129:176 (AFAM:4910) Special Topics3 s.h.
Selected topics, issues, and debates about various components of African American culture including literature, sociology, psychology, media, history, rhetoric, theater, sports, health, and education.
 
129:179 (AFAM:4980) Independent Studyarr.
Topics vary.
 
129:181 (AFAM:3465) African American Autobiography3 s.h.
English majors may apply this course to the following area and/or period requirement. AREA: American Literature and Culture. PERIOD: 20th/21st‑Century Literature. Same as 008:137 (ENGL:3465).
 
129:182 (AFAM:3840) Free Style Writing: Poetry, Plays, and Performances3 s.h.
Creative writing lab experience in reading, writing, and performing poetry and short plays; expansion of students' horizons of the self; arc of innovation in African American literature from Harlem Renaissance to present, with texts from Langston Hughes and Zora Neale Hurston to Saul Williams and Jill Scott; role of the artist in society and as outsider and insider; shifting perspectives on race, gender, class; musical influences and models, from blues to house music; sensuality, spirituality; artistic reflections on the cultural moment; effects of these on literary form and performance style; students create and perform a work for an audience. Same as 049:182 (THTR:3403).
 
129:183 (AFAM:4500) Black Feminist Tradition and Culture3 s.h.
Survey of selected theoretical texts that chronicle shifting perspectives on feminism; comparative interdisciplinary survey of artistic works that reflect such perspectives. Same as 049:183 (THTR:4413).
 
129:186 (AFAM:3462) African American Drama3 s.h.
English majors may apply this course to the following area and/or period requirement. AREA: American Literature and Culture. PERIOD: 18th/19th‑Century Literature, or 20th/21st‑Century Literature. Same as 008:186 (ENGL:3462), 049:186 (THTR:3462).
 
129:187 (AFAM:4298) African American History 1865-Present3 s.h.
African American history since Reconstruction; survey of African American politics and society from Reconstruction to present. Same as 16A:188 (HIST:4296).
 
129:189 (AFAM:4295) Themes in African American History3 s.h.
Same as 16A:185 (HIST:4294).
 
129:191 (AFAM:3811) African American Theatre II3 s.h.
Works by African American playwrights and relevant historical documents, Black Renaissance to present; themes, history, sociopolitical context; artists forging theatrical paths under oppressive conditions; exploration through discussion, performance; literature‑based course, workshop approach.

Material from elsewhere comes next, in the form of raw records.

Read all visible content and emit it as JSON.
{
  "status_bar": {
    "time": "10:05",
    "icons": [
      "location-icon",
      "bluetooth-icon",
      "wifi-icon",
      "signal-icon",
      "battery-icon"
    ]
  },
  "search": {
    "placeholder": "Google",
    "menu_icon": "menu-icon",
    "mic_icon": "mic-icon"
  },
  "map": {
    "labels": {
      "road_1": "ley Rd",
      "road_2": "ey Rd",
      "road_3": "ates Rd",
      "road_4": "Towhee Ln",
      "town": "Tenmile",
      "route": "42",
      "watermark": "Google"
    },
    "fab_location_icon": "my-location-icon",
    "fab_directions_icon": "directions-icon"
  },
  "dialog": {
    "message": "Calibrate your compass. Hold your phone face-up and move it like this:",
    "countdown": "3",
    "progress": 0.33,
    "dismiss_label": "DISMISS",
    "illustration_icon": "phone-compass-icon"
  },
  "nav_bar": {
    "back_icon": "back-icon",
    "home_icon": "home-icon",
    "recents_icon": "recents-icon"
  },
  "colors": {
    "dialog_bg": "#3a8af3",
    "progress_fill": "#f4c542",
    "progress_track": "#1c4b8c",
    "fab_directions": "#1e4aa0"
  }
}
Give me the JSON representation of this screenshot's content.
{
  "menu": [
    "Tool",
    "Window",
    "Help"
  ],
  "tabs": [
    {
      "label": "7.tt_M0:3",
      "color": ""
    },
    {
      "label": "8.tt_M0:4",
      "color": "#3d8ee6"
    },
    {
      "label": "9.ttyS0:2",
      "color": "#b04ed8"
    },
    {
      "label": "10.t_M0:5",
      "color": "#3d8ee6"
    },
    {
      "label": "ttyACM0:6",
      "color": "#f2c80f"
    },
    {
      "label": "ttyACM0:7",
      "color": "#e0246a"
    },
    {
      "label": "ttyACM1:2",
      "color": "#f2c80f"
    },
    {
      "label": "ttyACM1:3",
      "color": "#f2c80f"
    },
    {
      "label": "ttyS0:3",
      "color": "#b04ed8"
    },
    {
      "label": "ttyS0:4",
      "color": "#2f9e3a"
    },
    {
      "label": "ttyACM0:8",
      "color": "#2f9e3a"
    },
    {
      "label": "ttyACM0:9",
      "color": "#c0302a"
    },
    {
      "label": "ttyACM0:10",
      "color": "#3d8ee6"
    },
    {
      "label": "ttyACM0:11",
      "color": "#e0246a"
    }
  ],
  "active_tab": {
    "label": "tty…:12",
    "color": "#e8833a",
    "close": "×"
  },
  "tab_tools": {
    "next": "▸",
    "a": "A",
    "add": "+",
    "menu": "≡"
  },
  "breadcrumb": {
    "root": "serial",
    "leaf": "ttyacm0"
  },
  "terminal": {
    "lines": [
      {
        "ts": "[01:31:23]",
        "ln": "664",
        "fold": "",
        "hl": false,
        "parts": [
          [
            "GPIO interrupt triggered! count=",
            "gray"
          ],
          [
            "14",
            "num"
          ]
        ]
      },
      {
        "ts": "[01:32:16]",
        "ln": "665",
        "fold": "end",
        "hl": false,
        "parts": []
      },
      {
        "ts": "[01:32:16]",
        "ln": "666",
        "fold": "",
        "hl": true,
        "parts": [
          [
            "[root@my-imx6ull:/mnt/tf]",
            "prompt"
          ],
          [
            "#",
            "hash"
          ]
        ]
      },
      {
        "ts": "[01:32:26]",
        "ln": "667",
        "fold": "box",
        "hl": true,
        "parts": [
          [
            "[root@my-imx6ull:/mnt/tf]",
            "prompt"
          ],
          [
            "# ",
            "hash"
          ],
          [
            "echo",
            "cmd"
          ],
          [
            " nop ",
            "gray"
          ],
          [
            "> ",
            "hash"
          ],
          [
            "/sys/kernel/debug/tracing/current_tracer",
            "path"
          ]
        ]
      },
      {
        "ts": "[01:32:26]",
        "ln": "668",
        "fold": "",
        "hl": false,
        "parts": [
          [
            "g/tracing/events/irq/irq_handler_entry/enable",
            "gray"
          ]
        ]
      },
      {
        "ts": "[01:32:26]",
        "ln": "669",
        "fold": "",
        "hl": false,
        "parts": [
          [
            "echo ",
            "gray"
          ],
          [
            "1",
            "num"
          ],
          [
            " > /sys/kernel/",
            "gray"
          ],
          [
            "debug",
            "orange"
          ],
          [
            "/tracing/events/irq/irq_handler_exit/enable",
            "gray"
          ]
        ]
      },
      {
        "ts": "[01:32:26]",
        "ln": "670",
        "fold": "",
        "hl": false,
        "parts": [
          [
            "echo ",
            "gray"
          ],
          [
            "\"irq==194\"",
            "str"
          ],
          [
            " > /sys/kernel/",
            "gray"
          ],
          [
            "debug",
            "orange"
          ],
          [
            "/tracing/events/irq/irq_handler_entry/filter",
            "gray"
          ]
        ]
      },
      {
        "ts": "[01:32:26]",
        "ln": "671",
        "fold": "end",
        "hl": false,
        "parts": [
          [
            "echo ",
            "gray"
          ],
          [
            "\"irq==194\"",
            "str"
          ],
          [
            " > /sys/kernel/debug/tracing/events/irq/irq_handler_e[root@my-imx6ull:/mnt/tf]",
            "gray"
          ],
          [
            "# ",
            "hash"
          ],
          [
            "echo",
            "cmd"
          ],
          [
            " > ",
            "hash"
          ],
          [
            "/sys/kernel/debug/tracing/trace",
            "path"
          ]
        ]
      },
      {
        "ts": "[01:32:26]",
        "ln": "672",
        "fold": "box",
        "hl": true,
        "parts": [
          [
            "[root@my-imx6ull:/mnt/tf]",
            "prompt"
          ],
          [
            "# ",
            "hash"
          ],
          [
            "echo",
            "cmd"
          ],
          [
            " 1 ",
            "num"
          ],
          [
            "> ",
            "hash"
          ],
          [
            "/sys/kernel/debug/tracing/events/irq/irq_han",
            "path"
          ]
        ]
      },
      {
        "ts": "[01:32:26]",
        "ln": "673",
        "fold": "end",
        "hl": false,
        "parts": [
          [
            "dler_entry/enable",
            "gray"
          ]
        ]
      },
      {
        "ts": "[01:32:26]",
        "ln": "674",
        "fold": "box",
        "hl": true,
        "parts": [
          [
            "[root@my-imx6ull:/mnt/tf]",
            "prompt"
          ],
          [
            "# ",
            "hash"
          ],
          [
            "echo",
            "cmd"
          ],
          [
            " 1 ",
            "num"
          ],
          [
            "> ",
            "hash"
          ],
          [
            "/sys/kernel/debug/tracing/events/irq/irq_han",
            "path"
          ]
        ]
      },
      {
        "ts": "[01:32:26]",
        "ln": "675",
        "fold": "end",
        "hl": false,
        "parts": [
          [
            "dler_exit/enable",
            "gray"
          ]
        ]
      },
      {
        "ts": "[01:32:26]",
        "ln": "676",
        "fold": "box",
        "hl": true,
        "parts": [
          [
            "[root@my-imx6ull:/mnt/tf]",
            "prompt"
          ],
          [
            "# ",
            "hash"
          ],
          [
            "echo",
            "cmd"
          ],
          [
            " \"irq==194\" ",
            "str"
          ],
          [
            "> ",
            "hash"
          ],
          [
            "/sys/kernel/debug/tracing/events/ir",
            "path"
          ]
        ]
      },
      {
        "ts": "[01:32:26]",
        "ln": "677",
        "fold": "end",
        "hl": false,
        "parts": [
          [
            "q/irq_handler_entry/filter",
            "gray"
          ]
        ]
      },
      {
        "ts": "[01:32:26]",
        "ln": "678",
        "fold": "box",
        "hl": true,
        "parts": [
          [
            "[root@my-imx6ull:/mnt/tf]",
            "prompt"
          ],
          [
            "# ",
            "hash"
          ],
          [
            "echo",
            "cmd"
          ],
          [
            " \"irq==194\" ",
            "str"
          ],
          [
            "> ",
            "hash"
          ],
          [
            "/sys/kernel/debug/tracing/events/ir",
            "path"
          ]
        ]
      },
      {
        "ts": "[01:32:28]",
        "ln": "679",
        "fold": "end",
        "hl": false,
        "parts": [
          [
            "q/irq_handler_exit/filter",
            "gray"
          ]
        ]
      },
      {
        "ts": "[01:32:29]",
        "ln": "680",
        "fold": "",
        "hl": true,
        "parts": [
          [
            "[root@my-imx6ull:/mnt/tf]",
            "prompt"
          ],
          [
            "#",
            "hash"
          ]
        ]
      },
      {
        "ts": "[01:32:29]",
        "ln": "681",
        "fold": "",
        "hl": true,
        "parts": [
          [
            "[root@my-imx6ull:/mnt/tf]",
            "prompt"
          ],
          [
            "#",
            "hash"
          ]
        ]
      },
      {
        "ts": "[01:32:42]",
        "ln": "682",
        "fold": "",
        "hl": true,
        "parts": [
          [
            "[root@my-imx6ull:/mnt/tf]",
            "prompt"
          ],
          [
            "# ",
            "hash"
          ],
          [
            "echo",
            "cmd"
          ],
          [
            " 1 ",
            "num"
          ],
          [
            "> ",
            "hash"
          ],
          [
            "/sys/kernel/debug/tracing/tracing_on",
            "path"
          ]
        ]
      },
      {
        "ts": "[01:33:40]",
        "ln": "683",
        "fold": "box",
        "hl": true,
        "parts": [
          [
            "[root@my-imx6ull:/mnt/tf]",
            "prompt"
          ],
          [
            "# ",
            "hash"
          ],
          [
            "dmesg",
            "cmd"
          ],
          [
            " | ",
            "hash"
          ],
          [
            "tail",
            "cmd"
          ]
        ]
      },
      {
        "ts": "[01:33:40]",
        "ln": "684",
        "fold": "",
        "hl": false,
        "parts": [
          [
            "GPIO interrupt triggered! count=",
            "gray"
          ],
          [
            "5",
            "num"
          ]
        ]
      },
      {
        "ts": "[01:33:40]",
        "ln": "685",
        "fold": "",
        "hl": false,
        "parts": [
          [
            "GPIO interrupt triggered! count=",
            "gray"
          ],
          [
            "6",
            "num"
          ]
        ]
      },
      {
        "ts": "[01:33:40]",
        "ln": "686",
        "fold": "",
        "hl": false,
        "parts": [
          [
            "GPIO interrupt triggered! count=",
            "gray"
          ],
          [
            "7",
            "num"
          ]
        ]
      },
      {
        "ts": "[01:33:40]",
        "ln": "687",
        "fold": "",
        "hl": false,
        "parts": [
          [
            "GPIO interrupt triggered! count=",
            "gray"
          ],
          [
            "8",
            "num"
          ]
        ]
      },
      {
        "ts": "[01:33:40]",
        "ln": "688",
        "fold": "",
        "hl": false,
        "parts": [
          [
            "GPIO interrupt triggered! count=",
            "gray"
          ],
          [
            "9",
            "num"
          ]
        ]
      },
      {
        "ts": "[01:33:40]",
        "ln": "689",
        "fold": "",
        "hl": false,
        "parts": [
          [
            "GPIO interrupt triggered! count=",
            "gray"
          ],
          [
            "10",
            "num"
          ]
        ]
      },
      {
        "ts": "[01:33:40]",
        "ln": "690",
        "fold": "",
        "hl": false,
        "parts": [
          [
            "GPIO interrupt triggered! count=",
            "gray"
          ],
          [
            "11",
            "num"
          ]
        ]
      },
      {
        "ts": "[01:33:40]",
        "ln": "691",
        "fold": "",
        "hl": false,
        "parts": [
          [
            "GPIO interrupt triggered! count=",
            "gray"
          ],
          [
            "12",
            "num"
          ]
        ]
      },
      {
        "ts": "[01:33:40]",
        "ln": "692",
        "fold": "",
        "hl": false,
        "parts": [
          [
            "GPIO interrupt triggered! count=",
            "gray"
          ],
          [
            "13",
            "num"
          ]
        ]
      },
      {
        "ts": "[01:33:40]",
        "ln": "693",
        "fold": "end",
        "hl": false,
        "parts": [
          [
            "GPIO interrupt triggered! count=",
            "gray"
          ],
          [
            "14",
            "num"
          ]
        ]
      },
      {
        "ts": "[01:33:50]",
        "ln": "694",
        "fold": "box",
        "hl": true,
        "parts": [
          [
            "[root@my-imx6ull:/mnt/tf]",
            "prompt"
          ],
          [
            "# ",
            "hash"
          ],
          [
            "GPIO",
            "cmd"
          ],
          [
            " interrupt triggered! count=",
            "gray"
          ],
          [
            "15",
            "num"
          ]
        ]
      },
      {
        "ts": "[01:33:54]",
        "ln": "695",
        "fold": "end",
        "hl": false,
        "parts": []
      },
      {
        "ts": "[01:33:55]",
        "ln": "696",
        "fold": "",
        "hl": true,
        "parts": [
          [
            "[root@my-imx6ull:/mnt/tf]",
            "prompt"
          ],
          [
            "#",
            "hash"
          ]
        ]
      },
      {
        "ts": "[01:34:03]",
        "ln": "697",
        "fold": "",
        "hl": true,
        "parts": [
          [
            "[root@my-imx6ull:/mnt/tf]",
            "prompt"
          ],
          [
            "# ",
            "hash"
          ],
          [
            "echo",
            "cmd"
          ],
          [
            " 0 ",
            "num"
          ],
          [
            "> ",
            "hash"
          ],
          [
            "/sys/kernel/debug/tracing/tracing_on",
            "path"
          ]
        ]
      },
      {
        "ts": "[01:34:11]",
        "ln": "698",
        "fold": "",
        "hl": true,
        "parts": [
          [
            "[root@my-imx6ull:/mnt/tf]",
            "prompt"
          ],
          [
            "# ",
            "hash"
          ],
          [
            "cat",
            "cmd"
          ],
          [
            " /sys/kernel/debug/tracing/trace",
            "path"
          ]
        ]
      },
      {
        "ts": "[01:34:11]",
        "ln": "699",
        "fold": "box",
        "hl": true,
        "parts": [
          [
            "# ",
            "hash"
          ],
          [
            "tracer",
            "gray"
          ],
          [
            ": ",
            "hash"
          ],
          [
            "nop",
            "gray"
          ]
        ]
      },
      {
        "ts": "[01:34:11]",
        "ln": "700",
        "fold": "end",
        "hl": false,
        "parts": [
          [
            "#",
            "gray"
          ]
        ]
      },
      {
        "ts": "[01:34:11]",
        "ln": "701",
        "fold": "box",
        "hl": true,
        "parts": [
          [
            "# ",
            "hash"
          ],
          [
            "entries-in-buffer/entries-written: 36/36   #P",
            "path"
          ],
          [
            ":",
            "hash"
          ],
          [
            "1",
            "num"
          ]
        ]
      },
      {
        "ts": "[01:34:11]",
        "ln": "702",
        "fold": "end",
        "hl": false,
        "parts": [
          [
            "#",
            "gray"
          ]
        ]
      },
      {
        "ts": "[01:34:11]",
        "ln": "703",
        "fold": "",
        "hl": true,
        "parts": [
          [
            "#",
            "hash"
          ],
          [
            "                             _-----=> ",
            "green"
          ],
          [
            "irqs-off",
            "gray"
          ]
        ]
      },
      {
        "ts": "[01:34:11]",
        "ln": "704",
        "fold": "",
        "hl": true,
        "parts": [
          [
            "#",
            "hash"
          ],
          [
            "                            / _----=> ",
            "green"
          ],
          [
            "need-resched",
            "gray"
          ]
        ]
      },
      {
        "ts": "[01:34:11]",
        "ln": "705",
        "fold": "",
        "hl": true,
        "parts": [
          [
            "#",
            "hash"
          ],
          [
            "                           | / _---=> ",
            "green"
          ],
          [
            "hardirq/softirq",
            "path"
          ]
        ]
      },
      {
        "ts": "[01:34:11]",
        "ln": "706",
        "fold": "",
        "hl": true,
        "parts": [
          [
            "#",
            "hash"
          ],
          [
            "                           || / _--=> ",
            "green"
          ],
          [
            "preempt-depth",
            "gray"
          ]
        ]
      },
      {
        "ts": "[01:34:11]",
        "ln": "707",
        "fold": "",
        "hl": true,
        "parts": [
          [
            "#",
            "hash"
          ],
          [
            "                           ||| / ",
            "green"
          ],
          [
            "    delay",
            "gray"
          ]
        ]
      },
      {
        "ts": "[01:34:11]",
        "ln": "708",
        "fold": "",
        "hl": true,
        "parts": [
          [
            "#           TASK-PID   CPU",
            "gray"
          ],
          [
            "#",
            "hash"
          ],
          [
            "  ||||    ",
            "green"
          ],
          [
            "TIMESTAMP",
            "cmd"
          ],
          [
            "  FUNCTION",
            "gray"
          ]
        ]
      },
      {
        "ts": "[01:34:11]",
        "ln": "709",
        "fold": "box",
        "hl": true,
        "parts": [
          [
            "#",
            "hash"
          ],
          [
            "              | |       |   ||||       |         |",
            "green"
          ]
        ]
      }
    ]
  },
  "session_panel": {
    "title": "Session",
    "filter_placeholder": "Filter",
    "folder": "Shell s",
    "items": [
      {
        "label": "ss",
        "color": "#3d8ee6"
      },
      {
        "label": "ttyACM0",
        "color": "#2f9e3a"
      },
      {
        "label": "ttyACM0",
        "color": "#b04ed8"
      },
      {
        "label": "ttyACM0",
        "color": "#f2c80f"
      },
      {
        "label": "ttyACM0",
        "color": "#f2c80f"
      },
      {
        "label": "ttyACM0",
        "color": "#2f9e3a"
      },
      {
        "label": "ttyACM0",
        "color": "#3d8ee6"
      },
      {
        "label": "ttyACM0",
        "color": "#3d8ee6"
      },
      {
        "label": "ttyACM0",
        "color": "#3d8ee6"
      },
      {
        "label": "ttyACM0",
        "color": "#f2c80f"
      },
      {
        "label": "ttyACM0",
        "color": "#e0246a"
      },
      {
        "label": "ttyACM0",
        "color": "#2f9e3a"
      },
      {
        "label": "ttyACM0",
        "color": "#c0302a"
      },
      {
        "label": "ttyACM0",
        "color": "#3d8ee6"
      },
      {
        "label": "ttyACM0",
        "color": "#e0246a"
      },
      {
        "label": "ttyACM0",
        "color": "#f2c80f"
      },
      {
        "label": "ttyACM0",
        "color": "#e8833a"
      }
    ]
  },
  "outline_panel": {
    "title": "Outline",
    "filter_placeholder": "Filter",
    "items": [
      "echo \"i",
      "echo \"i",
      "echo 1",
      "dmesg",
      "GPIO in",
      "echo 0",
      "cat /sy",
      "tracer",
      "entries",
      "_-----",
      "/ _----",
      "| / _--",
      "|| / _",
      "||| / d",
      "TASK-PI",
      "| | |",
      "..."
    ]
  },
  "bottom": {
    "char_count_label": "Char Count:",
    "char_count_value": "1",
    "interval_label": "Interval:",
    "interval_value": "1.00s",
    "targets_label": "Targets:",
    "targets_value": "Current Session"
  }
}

Same as 049:191 (THTR:3411).
 
129:195 (AFAM:4001) Television and African American Culture3 s.h.
Role of television in African American culture; examination of debates, stereotyping, authenticity, effects of programming, aesthetics, and television's relationship to other forms of cultural expression. Prerequisites: 036:001 (COMM:1301), 036:005 (COMM:1305), 036:012 (COMM:1112) or 036:070 (COMM:1170), 036:017 (COMM:1117) or 036:030 (COMM:1130), and 036:074 (COMM:1174). Requirements: g.p.a. of at least 2.50, completion of Foundations of Communication requirement, and 6 s.h. of intermediate‑level course work. Same as 036:172 (COMM:4172).
 
129:199 (AFAM:4900) Senior Seminar3 s.h.
African American, African, and African Caribbean culture and experience; comparative approach to synthesize students' earlier study. Requirements: African American studies senior standing.
 

For Graduate Students

129:205 (AFAM:7205) Gender and Race in Nineteenth-Century U.S.arr.
Same as 016:205 (HIST:7205), 131:206 (GWSS:7205).
 
129:212 (AFAM:5900) Advanced Readings in African American Culturearr.
Textual, social, political analyses of works by Black authors.
 
129:231 (AFAM:6635) Crossing Borders Seminar2-3 s.h.
Same as 016:247 (HIST:6635), 008:231 (ENGL:6635), 030:242 (POLI:6635), 044:286 (GEOG:6635), 048:247 (CCL:6635), 113:247 (ANTH:6635), 013:262 (GRMN:6635), 035:273 (SPAN:6904), 160:247 (PORO:6635), 181:247 (IWP:6635), 009:262 (FREN:6142), 036:247 (COMM:6635).
 
129:259 (AFAM:7710) Seminar: Interpreting Oral Historiesarr.
Interpretations and methods applied by historians in various world regions to different forms of oral history, from old oral traditions to contemporary autobiographical testimony. Same as 016:259 (HIST:7710).
 
129:287 (AFAM:7214) Readings: African American Women's Historyarr.
Same as 016:287 (HIST:7214), 131:287 (GWSS:7214).